After wanting to acquire a departmental weather station for many years, Brian Davis recently mentioned a design sold by Weatherflow that has no moving parts, wirelessly connects to a hub, and is solar powered. This sounds perfect for deployment outside our astronomical observatory, so we purchased one in February and installed it today.
Their offering is called the Tempest, and it uses ultrasonic sensors for wind direction and speed and haptic sensors on the top surface to detect precipitation. It also has a light sensor and, of course, temperature, pressure and humidity senosors. Oh, it can detect lightning, too!
As mentioned, the station communicates wirelessly with a hub, and the hub is connected to IUSB’s WiFi network (special thanks to Kyle Paulk, in IT, for getting it properly registered and connected). We may ultimately move the station location if we can identify an even less obstructed location within range, but for now it’s mounted on a PVC pole about five feet above the roof surface and within easy wireless range of the hub, which is inside the observatory dome. My four-year-old son was a great help in fixing the pole in a bucket with concrete we poured in and positioned for data collection.
Data from our new station can be accessed via the following URL:
Here’s a group shot from a part of our Spring 2022 Meteorology (GEOL-G 219) class:
See below for a few plots of data collected during the first few days subsequent to commissioning the new station and additional details about pressure corrections for our location:
Below are plots showing our first 15 hours (March 16-17, 2022) of data collection for temperature, humidity and wind:
And, here are data leading up to the first rainstorm (March 18, 2022) — note the classic observation of falling pressure preceding the storm:
Adjusting Measured “Station Pressures” to Reported Sea-Level “Pressures”
The meteorology class used the built-in barometer from a smartphone to estimate the height above ground of our Tempest:
Additionally, the device is mounted on a PVC pole about 5′ above the roof surface, so we’ve set the device height as 55′ above the ground. This matters so that the station software can make sea-level corrections not just based on the known elevation of our location (i.e., at our specified latitude and longitude, which is about 705′ above sea level), but for this additional height above ground, as well.

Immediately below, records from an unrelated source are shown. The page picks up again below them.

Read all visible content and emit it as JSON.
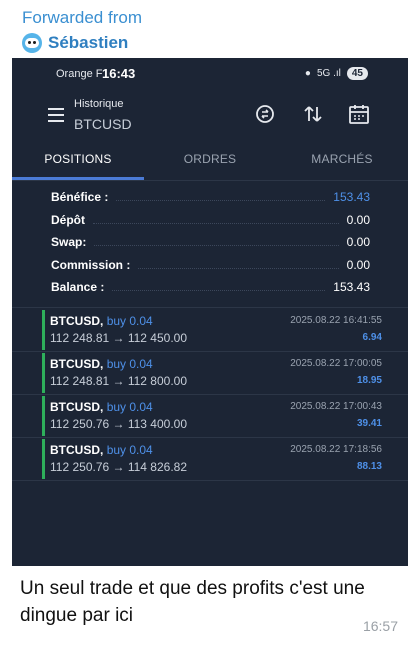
{
  "forward": {
    "label": "Forwarded from",
    "sender": "Sébastien"
  },
  "statusbar": {
    "carrier": "Orange F",
    "clock": "16:43",
    "signal": "5G .ıl",
    "battery": "45"
  },
  "app": {
    "subtitle": "Historique",
    "title": "BTCUSD"
  },
  "tabs": [
    {
      "label": "POSITIONS",
      "active": true
    },
    {
      "label": "ORDRES",
      "active": false
    },
    {
      "label": "MARCHÉS",
      "active": false
    }
  ],
  "summary": [
    {
      "label": "Bénéfice :",
      "value": "153.43",
      "highlight": true
    },
    {
      "label": "Dépôt",
      "value": "0.00",
      "highlight": false
    },
    {
      "label": "Swap:",
      "value": "0.00",
      "highlight": false
    },
    {
      "label": "Commission :",
      "value": "0.00",
      "highlight": false
    },
    {
      "label": "Balance :",
      "value": "153.43",
      "highlight": false
    }
  ],
  "deals": [
    {
      "symbol": "BTCUSD,",
      "side": "buy 0.04",
      "prices": "112 248.81 → 112 450.00",
      "time": "2025.08.22 16:41:55",
      "profit": "6.94"
    },
    {
      "symbol": "BTCUSD,",
      "side": "buy 0.04",
      "prices": "112 248.81 → 112 800.00",
      "time": "2025.08.22 17:00:05",
      "profit": "18.95"
    },
    {
      "symbol": "BTCUSD,",
      "side": "buy 0.04",
      "prices": "112 250.76 → 113 400.00",
      "time": "2025.08.22 17:00:43",
      "profit": "39.41"
    },
    {
      "symbol": "BTCUSD,",
      "side": "buy 0.04",
      "prices": "112 250.76 → 114 826.82",
      "time": "2025.08.22 17:18:56",
      "profit": "88.13"
    }
  ],
  "message": {
    "text": "Un seul trade et que des profits c'est une dingue par ici",
    "time": "16:57"
  },
  "colors": {
    "background": "#1c2535",
    "accent": "#4e90e8",
    "profit_bar": "#2eaf5b",
    "forward": "#3a8fd1"
  }
}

These corrections also factor in adjustments based upon temperature and humidity to facilitate useful comparisons with stations at different locations. For a rough comparison, such corrections at our location typically add about 30 [mb] to the “station pressure,” as directly observed by our Tempest, and the reported “pressure” that’s been corrected to sea level.